The Northman (2020)
Back to working with Daren Bailey. We were engaged to present another safety case to the MCA, which would allow the use of two replica Viking longships for filming offshore of Ballycastle, Northern Ireland. We produced the safety case and carried out a joint inspection with the MCA to agree all the necessary safety checks and precautions were taken.
These included undertaking a Bollard Pull Calculation, and a seawater exposure check to determine the appropriate safety clothing for the rowers as well as the weather limits, passage plan, safety boats, rescue diver, communication and control, shore support and emergency response, personal protective equipment, contingency capability, safety controls and to conduct a safety briefing for the personnel.
The King (2019)
We were brought in by JJ Stickland to overcome objections from the Maritime and Coastguard Agency for use of the sailing ship ‘Matthew’ in open water.
We surveyed the vessel and put in place the safety case and method statement to allow filming to take place in the Bristol Channel. An exemption certificate was issued to allow filming to take place successfully.
Brought in by Ian Creed when the Dutch Authorities would not allow the ‘MV Castor’ to leave Dutch Waters due to significant safety concerns. After considerable effort in both the UK and Holland, the last-minute approvals were withheld by the Dutch Authorities (which had previously agreed to our safety arguments).
We found an alternative vessel and identified a loophole in the regulations which allowed the vessel to cross the Channel to Portland for filming.
Called in by Jonjo Stickland (JJ) of Marine Department Ltd, when concerns were raised about the stability of the barge ‘Puchanillo’ that was used for filming the final sequence of the film.

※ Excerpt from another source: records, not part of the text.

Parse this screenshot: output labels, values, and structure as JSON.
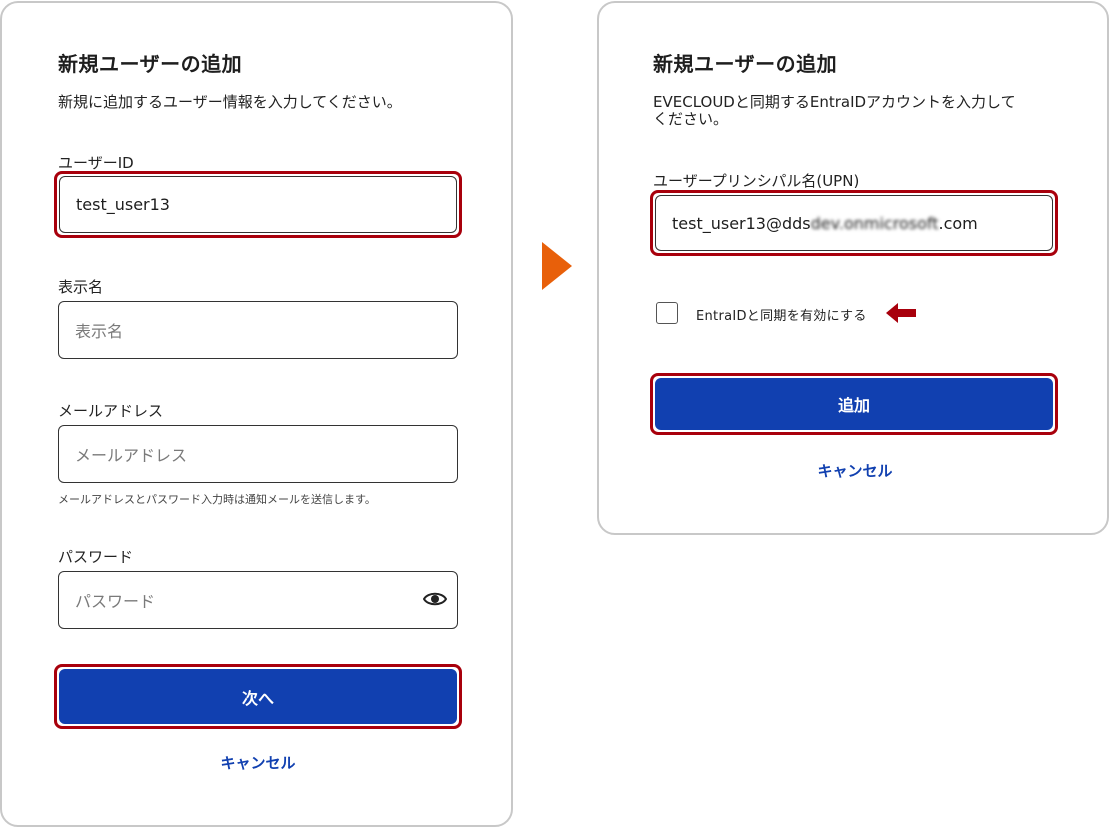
{
  "left_panel": {
    "title": "新規ユーザーの追加",
    "description": "新規に追加するユーザー情報を入力してください。",
    "user_id": {
      "label": "ユーザーID",
      "value": "test_user13"
    },
    "display_name": {
      "label": "表示名",
      "placeholder": "表示名"
    },
    "email": {
      "label": "メールアドレス",
      "placeholder": "メールアドレス",
      "help": "メールアドレスとパスワード入力時は通知メールを送信します。"
    },
    "password": {
      "label": "パスワード",
      "placeholder": "パスワード",
      "toggle_icon": "eye-icon"
    },
    "next_button": "次へ",
    "cancel_link": "キャンセル"
  },
  "right_panel": {
    "title": "新規ユーザーの追加",
    "description_line1": "EVECLOUDと同期するEntraIDアカウントを入力して",
    "description_line2": "ください。",
    "upn": {
      "label": "ユーザープリンシパル名(UPN)",
      "value_prefix": "test_user13@dds",
      "value_blurred": "dev.onmicrosoft",
      "value_suffix": ".com"
    },
    "sync_checkbox": {
      "label": "EntraIDと同期を有効にする",
      "checked": false
    },
    "add_button": "追加",
    "cancel_link": "キャンセル"
  },
  "colors": {
    "accent_blue": "#1140b0",
    "highlight_red": "#a8000c",
    "flow_arrow_orange": "#e8600a",
    "panel_border": "#c8c8c8"
  }
}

We carried out an inclining experiment and identified as the barge was arranged, it was not safe to use the vessel (likely it would have turned over in the water). We supervised the changes to the vessel to increase the stability and put safety procedures in place for the vessel’s operation.
The Mercy (2017)
Called in by Daren Bailey to prepare a safety case report advising on the necessary safety equivalence for filming a sequence of shots in Teignmouth in the sea using open boats with the actors Colin Firth and Rachel Weisz.
The Man from U.N.C.L.E. (2015)
Another production working with Daren Bailey. Who had four German patrol boats and three Fletcher Arrow speed boats that had to be converted to look like Vietnam gunboats and Riva speedboats.
We surveyed all the vessels and made recommendations for the necessary changes so that they could be used as required for the filming. We gave advice on how to break down the storyboard into discrete pieces with the relevant safety measures (off-camera) for each part of the sequence.
With the changes made, we gained approval from the MCA on an equivalence basis, together with the risk assessment and method statement for all film sequences.
The Monuments Men (2014)
Called in by Daren Bailey to assess a World War 2 Landing Craft Vehicle Personnel (LCVP) that the production had chartered. Realising that the current regulations would never be reached due to the age of the vessel, we implemented a range of alternative safety measures and presented our case to the Maritime and Coastguard Agency (MCA) for exemption from these regulations.
All safety equivalents were accepted, and filming went ahead to schedule.
Robin Hood (2010)
Called in by Daren Bailey of Aqua Films Ltd to source a suitable craft to be converted into a beach landing craft for operation in surf conditions.
We surveyed and identified a LASH barge for use. We directed the alteration of the craft to install a ramp and a hidden outboard motor.
A necessary safety system was installed, and an inclining experiment was carried out to confirm stability and compliance with regulations.
On location for filming at Freshwater West, Pembrokeshire, we carried out further safety inspections with the MCA and presented all the necessary safety documentation to allow the vessel to be used during filming.
Pirate Radio (2009) - The Boat That Rocked
Brought in by Ronaldo Vasconcellos when the ship chartered for filming was detained by the Maritime and Coastguard Agency (MCA) for multiple breaches of the safety regulations.
We successfully negotiated the boat’s release once an agreement had been reached on amendments that needed to be made. We spent two weeks rectifying the breaches and arranging mitigating measures that were unable to be solved in a short time frame. We developed and presented a full written safety management system, which allowed the boat to sail to the required port for filming.